%%

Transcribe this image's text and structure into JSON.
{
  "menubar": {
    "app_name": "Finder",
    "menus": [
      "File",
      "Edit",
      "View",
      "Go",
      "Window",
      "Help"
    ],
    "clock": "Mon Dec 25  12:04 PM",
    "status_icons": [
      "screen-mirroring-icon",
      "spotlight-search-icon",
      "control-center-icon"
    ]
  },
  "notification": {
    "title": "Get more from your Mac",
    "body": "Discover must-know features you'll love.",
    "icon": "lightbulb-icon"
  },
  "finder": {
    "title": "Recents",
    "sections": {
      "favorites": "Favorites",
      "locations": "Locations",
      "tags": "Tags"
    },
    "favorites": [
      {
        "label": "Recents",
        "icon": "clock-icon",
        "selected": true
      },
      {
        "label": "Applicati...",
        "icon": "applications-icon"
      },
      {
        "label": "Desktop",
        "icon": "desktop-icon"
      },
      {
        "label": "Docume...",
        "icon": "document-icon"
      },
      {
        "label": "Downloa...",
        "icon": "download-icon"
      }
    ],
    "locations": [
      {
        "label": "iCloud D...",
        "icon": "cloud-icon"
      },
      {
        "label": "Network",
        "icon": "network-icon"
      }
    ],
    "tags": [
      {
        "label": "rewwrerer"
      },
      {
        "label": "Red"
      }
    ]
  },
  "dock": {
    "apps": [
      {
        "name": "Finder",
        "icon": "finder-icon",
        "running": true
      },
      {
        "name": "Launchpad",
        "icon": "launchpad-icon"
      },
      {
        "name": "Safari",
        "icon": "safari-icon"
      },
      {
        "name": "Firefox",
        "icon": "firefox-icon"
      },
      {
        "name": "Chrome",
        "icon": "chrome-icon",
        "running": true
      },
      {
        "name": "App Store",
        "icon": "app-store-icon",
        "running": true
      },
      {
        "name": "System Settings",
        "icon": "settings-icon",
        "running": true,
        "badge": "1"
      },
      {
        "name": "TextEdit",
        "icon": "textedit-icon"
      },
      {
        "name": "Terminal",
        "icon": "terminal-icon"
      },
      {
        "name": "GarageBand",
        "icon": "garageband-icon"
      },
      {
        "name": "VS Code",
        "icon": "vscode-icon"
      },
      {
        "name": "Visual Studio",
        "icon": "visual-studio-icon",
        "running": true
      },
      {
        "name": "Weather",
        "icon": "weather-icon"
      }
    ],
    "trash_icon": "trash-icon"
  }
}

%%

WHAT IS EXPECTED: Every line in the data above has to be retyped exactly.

EXERCISE SOLUTION:
Transcribe this image's text and structure into JSON.
{
  "menubar": {
    "app_name": "Finder",
    "menus": [
      "File",
      "Edit",
      "View",
      "Go",
      "Window",
      "Help"
    ],
    "clock": "Mon Dec 25  12:04 PM",
    "status_icons": [
      "screen-mirroring-icon",
      "spotlight-search-icon",
      "control-center-icon"
    ]
  },
  "notification": {
    "title": "Get more from your Mac",
    "body": "Discover must-know features you'll love.",
    "icon": "lightbulb-icon"
  },
  "finder": {
    "title": "Recents",
    "sections": {
      "favorites": "Favorites",
      "locations": "Locations",
      "tags": "Tags"
    },
    "favorites": [
      {
        "label": "Recents",
        "icon": "clock-icon",
        "selected": true
      },
      {
        "label": "Applicati...",
        "icon": "applications-icon"
      },
      {
        "label": "Desktop",
        "icon": "desktop-icon"
      },
      {
        "label": "Docume...",
        "icon": "document-icon"
      },
      {
        "label": "Downloa...",
        "icon": "download-icon"
      }
    ],
    "locations": [
      {
        "label": "iCloud D...",
        "icon": "cloud-icon"
      },
      {
        "label": "Network",
        "icon": "network-icon"
      }
    ],
    "tags": [
      {
        "label": "rewwrerer"
      },
      {
        "label": "Red"
      }
    ]
  },
  "dock": {
    "apps": [
      {
        "name": "Finder",
        "icon": "finder-icon",
        "running": true
      },
      {
        "name": "Launchpad",
        "icon": "launchpad-icon"
      },
      {
        "name": "Safari",
        "icon": "safari-icon"
      },
      {
        "name": "Firefox",
        "icon": "firefox-icon"
      },
      {
        "name": "Chrome",
        "icon": "chrome-icon",
        "running": true
      },
      {
        "name": "App Store",
        "icon": "app-store-icon",
        "running": true
      },
      {
        "name": "System Settings",
        "icon": "settings-icon",
        "running": true,
        "badge": "1"
      },
      {
        "name": "TextEdit",
        "icon": "textedit-icon"
      },
      {
        "name": "Terminal",
        "icon": "terminal-icon"
      },
      {
        "name": "GarageBand",
        "icon": "garageband-icon"
      },
      {
        "name": "VS Code",
        "icon": "vscode-icon"
      },
      {
        "name": "Visual Studio",
        "icon": "visual-studio-icon",
        "running": true
      },
      {
        "name": "Weather",
        "icon": "weather-icon"
      }
    ],
    "trash_icon": "trash-icon"
  }
}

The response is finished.